(App and web page records)
* * *

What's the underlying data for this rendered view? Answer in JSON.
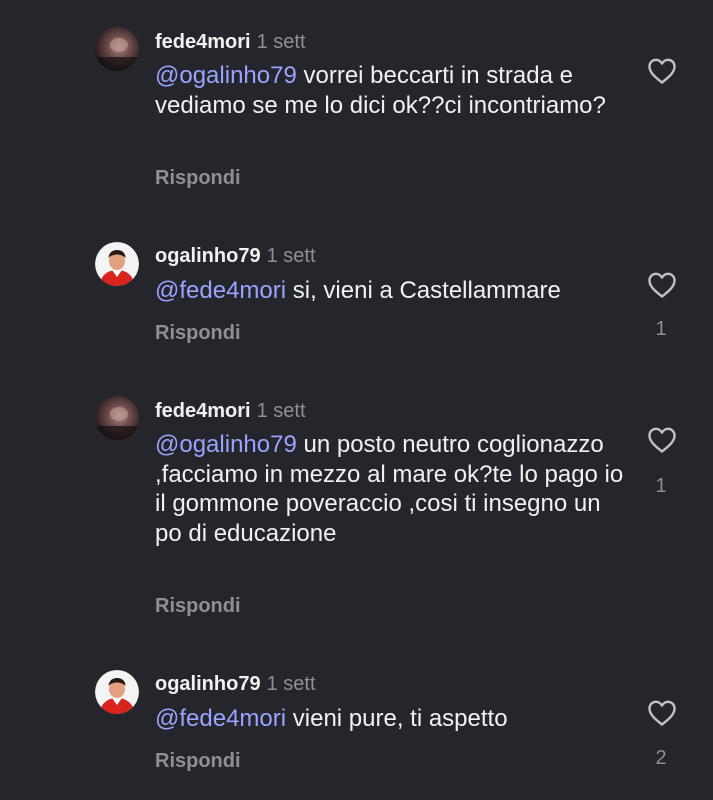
{
  "colors": {
    "background": "#24262b",
    "text": "#f1f1f3",
    "secondary": "#8e9098",
    "mention": "#9aa3ff"
  },
  "comments": [
    {
      "username": "fede4mori",
      "time": "1 sett",
      "mention": "@ogalinho79",
      "text": " vorrei beccarti in strada e vediamo se me lo dici ok??ci incontriamo?",
      "reply_label": "Rispondi",
      "like_icon": "heart-outline-icon",
      "like_count": ""
    },
    {
      "username": "ogalinho79",
      "time": "1 sett",
      "mention": "@fede4mori",
      "text": " si, vieni a Castellammare",
      "reply_label": "Rispondi",
      "like_icon": "heart-outline-icon",
      "like_count": "1"
    },
    {
      "username": "fede4mori",
      "time": "1 sett",
      "mention": "@ogalinho79",
      "text": " un posto neutro coglionazzo ,facciamo in mezzo al mare ok?te lo pago io il gommone poveraccio ,cosi ti insegno un po di educazione",
      "reply_label": "Rispondi",
      "like_icon": "heart-outline-icon",
      "like_count": "1"
    },
    {
      "username": "ogalinho79",
      "time": "1 sett",
      "mention": "@fede4mori",
      "text": " vieni pure, ti aspetto",
      "reply_label": "Rispondi",
      "like_icon": "heart-outline-icon",
      "like_count": "2"
    }
  ]
}
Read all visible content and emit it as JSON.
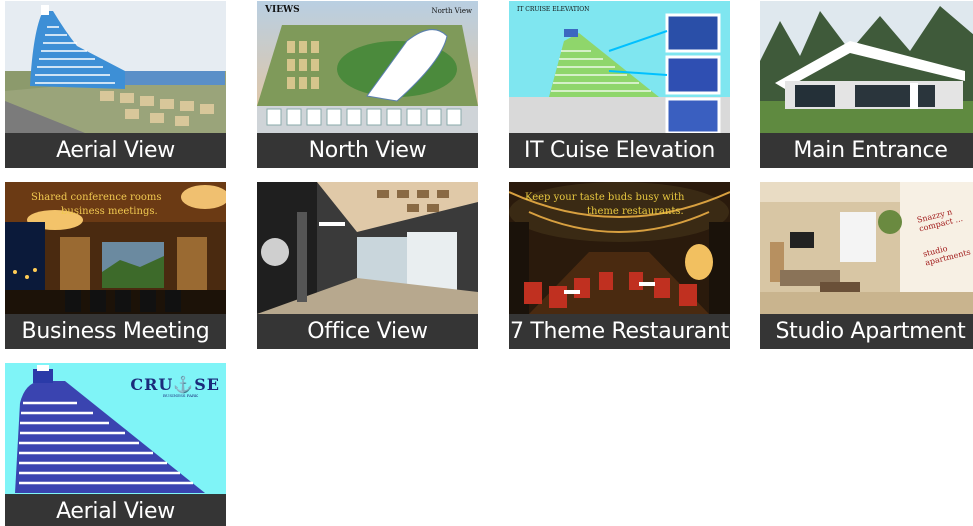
{
  "gallery": {
    "items": [
      {
        "caption": "Aerial View"
      },
      {
        "caption": "North View",
        "overlay_left": "VIEWS",
        "overlay_right": "North View"
      },
      {
        "caption": "IT Cuise Elevation",
        "overlay": "IT CRUISE ELEVATION"
      },
      {
        "caption": "Main Entrance"
      },
      {
        "caption": "Business Meeting",
        "overlay_line1": "Shared conference rooms",
        "overlay_line2": "business meetings."
      },
      {
        "caption": "Office View"
      },
      {
        "caption": "7 Theme Restaurant",
        "overlay_line1": "Keep your taste buds busy with",
        "overlay_line2": "theme restaurants."
      },
      {
        "caption": "Studio Apartment",
        "overlay_line1": "Snazzy n compact ...",
        "overlay_line2": "studio apartments"
      },
      {
        "caption": "Aerial View",
        "logo": "CRU⚓SE",
        "logo_sub": "BUSINESS PARK"
      }
    ]
  }
}
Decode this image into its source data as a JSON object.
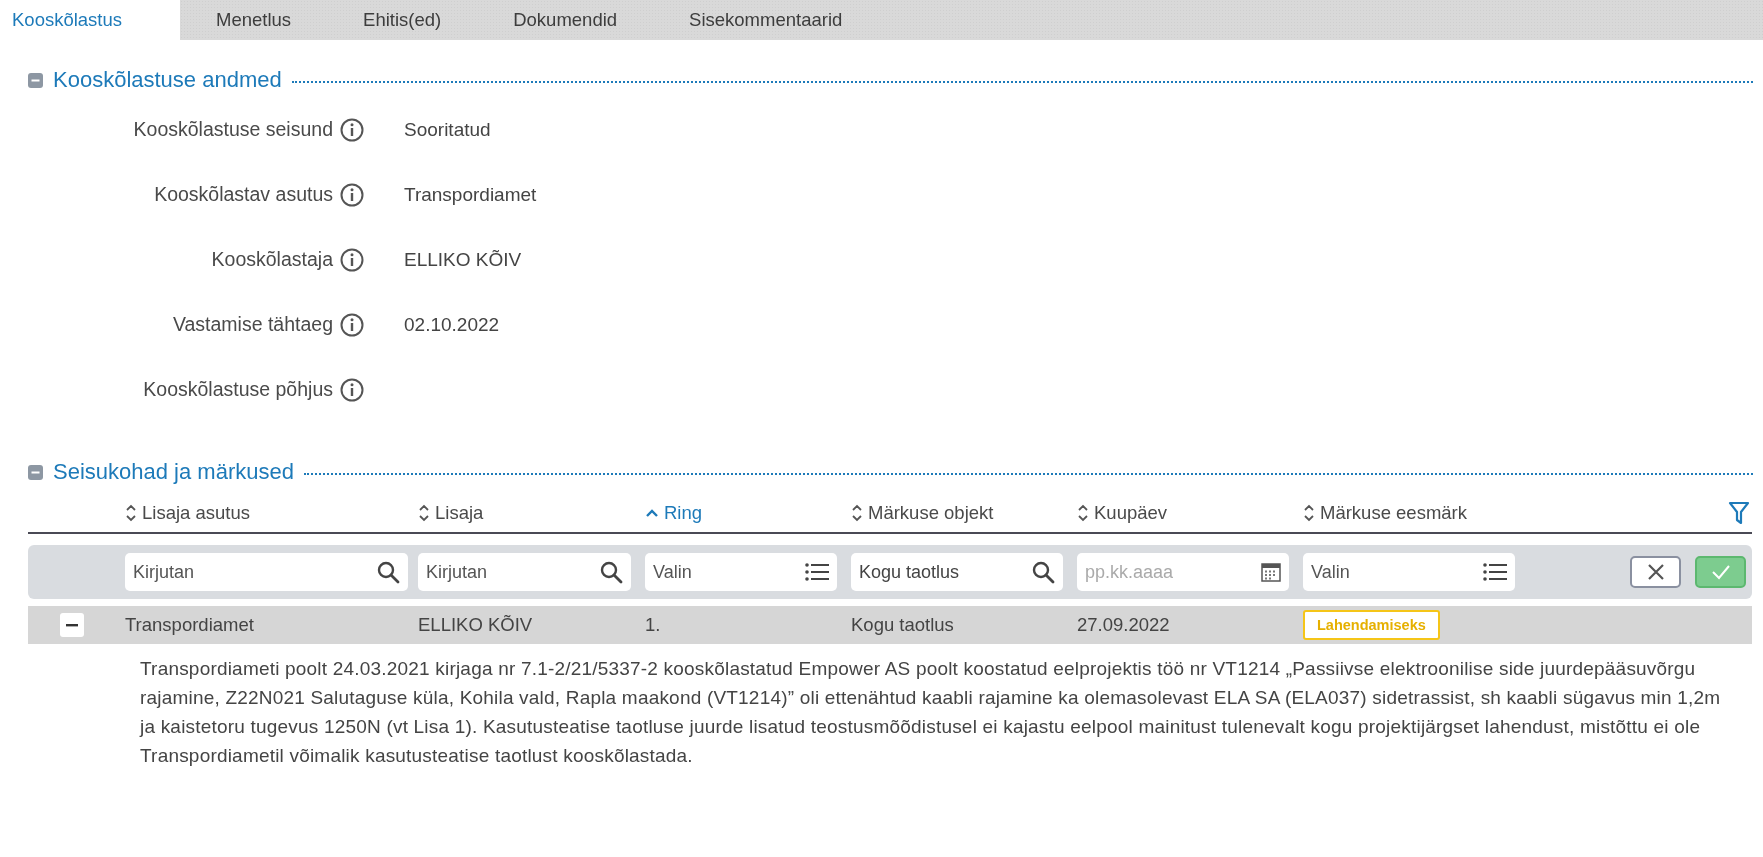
{
  "tabs": [
    {
      "label": "Kooskõlastus",
      "selected": true
    },
    {
      "label": "Menetlus",
      "selected": false
    },
    {
      "label": "Ehitis(ed)",
      "selected": false
    },
    {
      "label": "Dokumendid",
      "selected": false
    },
    {
      "label": "Sisekommentaarid",
      "selected": false
    }
  ],
  "details": {
    "title": "Kooskõlastuse andmed",
    "expanded": true,
    "fields": [
      {
        "label": "Kooskõlastuse seisund",
        "value": "Sooritatud"
      },
      {
        "label": "Kooskõlastav asutus",
        "value": "Transpordiamet"
      },
      {
        "label": "Kooskõlastaja",
        "value": "ELLIKO KÕIV"
      },
      {
        "label": "Vastamise tähtaeg",
        "value": "02.10.2022"
      },
      {
        "label": "Kooskõlastuse põhjus"
      }
    ]
  },
  "remarks": {
    "title": "Seisukohad ja märkused",
    "expanded": true,
    "columns": [
      {
        "label": "Lisaja asutus",
        "sorted": false
      },
      {
        "label": "Lisaja",
        "sorted": false
      },
      {
        "label": "Ring",
        "sorted": true
      },
      {
        "label": "Märkuse objekt",
        "sorted": false
      },
      {
        "label": "Kuupäev",
        "sorted": false
      },
      {
        "label": "Märkuse eesmärk",
        "sorted": false
      }
    ],
    "filters": [
      {
        "kind": "search",
        "placeholder": "Kirjutan"
      },
      {
        "kind": "search",
        "placeholder": "Kirjutan"
      },
      {
        "kind": "list",
        "placeholder": "Valin"
      },
      {
        "kind": "search",
        "value": "Kogu taotlus"
      },
      {
        "kind": "date",
        "placeholder": "pp.kk.aaaa"
      },
      {
        "kind": "list",
        "placeholder": "Valin"
      }
    ],
    "rows": [
      {
        "expanded": true,
        "cells": [
          "Transpordiamet",
          "ELLIKO KÕIV",
          "1.",
          "Kogu taotlus",
          "27.09.2022"
        ],
        "badge": "Lahendamiseks",
        "text": "Transpordiameti poolt 24.03.2021 kirjaga nr 7.1-2/21/5337-2 kooskõlastatud Empower AS poolt koostatud eelprojektis töö nr VT1214 „Passiivse elektroonilise side juurdepääsuvõrgu rajamine, Z22N021 Salutaguse küla, Kohila vald, Rapla maakond (VT1214)” oli ettenähtud kaabli rajamine ka olemasolevast ELA SA (ELA037) sidetrassist, sh kaabli sügavus min 1,2m ja kaistetoru tugevus 1250N (vt Lisa 1). Kasutusteatise taotluse juurde lisatud teostusmõõdistusel ei kajastu eelpool mainitust tulenevalt kogu projektijärgset lahendust, mistõttu ei ole Transpordiametil võimalik kasutusteatise taotlust kooskõlastada."
      }
    ]
  }
}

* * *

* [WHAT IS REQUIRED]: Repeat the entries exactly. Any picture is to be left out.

* [TASK RESPONSE]:
What's the underlying data for this rendered view? Answer in JSON.
{
  "colors": {
    "background": "#24262b",
    "text": "#f1f1f3",
    "secondary": "#8e9098",
    "mention": "#9aa3ff"
  },
  "comments": [
    {
      "username": "fede4mori",
      "time": "1 sett",
      "mention": "@ogalinho79",
      "text": " vorrei beccarti in strada e vediamo se me lo dici ok??ci incontriamo?",
      "reply_label": "Rispondi",
      "like_icon": "heart-outline-icon",
      "like_count": ""
    },
    {
      "username": "ogalinho79",
      "time": "1 sett",
      "mention": "@fede4mori",
      "text": " si, vieni a Castellammare",
      "reply_label": "Rispondi",
      "like_icon": "heart-outline-icon",
      "like_count": "1"
    },
    {
      "username": "fede4mori",
      "time": "1 sett",
      "mention": "@ogalinho79",
      "text": " un posto neutro coglionazzo ,facciamo in mezzo al mare ok?te lo pago io il gommone poveraccio ,cosi ti insegno un po di educazione",
      "reply_label": "Rispondi",
      "like_icon": "heart-outline-icon",
      "like_count": "1"
    },
    {
      "username": "ogalinho79",
      "time": "1 sett",
      "mention": "@fede4mori",
      "text": " vieni pure, ti aspetto",
      "reply_label": "Rispondi",
      "like_icon": "heart-outline-icon",
      "like_count": "2"
    }
  ]
}
Read all visible content and emit it as JSON.
{
  "gallery": {
    "items": [
      {
        "caption": "Aerial View"
      },
      {
        "caption": "North View",
        "overlay_left": "VIEWS",
        "overlay_right": "North View"
      },
      {
        "caption": "IT Cuise Elevation",
        "overlay": "IT CRUISE ELEVATION"
      },
      {
        "caption": "Main Entrance"
      },
      {
        "caption": "Business Meeting",
        "overlay_line1": "Shared conference rooms",
        "overlay_line2": "business meetings."
      },
      {
        "caption": "Office View"
      },
      {
        "caption": "7 Theme Restaurant",
        "overlay_line1": "Keep your taste buds busy with",
        "overlay_line2": "theme restaurants."
      },
      {
        "caption": "Studio Apartment",
        "overlay_line1": "Snazzy n compact ...",
        "overlay_line2": "studio apartments"
      },
      {
        "caption": "Aerial View",
        "logo": "CRU⚓SE",
        "logo_sub": "BUSINESS PARK"
      }
    ]
  }
}
Decode this image into its source data as a JSON object.
{
  "tabs": [
    {
      "label": "Kooskõlastus",
      "selected": true
    },
    {
      "label": "Menetlus",
      "selected": false
    },
    {
      "label": "Ehitis(ed)",
      "selected": false
    },
    {
      "label": "Dokumendid",
      "selected": false
    },
    {
      "label": "Sisekommentaarid",
      "selected": false
    }
  ],
  "details": {
    "title": "Kooskõlastuse andmed",
    "expanded": true,
    "fields": [
      {
        "label": "Kooskõlastuse seisund",
        "value": "Sooritatud"
      },
      {
        "label": "Kooskõlastav asutus",
        "value": "Transpordiamet"
      },
      {
        "label": "Kooskõlastaja",
        "value": "ELLIKO KÕIV"
      },
      {
        "label": "Vastamise tähtaeg",
        "value": "02.10.2022"
      },
      {
        "label": "Kooskõlastuse põhjus"
      }
    ]
  },
  "remarks": {
    "title": "Seisukohad ja märkused",
    "expanded": true,
    "columns": [
      {
        "label": "Lisaja asutus",
        "sorted": false
      },
      {
        "label": "Lisaja",
        "sorted": false
      },
      {
        "label": "Ring",
        "sorted": true
      },
      {
        "label": "Märkuse objekt",
        "sorted": false
      },
      {
        "label": "Kuupäev",
        "sorted": false
      },
      {
        "label": "Märkuse eesmärk",
        "sorted": false
      }
    ],
    "filters": [
      {
        "kind": "search",
        "placeholder": "Kirjutan"
      },
      {
        "kind": "search",
        "placeholder": "Kirjutan"
      },
      {
        "kind": "list",
        "placeholder": "Valin"
      },
      {
        "kind": "search",
        "value": "Kogu taotlus"
      },
      {
        "kind": "date",
        "placeholder": "pp.kk.aaaa"
      },
      {
        "kind": "list",
        "placeholder": "Valin"
      }
    ],
    "rows": [
      {
        "expanded": true,
        "cells": [
          "Transpordiamet",
          "ELLIKO KÕIV",
          "1.",
          "Kogu taotlus",
          "27.09.2022"
        ],
        "badge": "Lahendamiseks",
        "text": "Transpordiameti poolt 24.03.2021 kirjaga nr 7.1-2/21/5337-2 kooskõlastatud Empower AS poolt koostatud eelprojektis töö nr VT1214 „Passiivse elektroonilise side juurdepääsuvõrgu rajamine, Z22N021 Salutaguse küla, Kohila vald, Rapla maakond (VT1214)” oli ettenähtud kaabli rajamine ka olemasolevast ELA SA (ELA037) sidetrassist, sh kaabli sügavus min 1,2m ja kaistetoru tugevus 1250N (vt Lisa 1). Kasutusteatise taotluse juurde lisatud teostusmõõdistusel ei kajastu eelpool mainitust tulenevalt kogu projektijärgset lahendust, mistõttu ei ole Transpordiametil võimalik kasutusteatise taotlust kooskõlastada."
      }
    ]
  }
}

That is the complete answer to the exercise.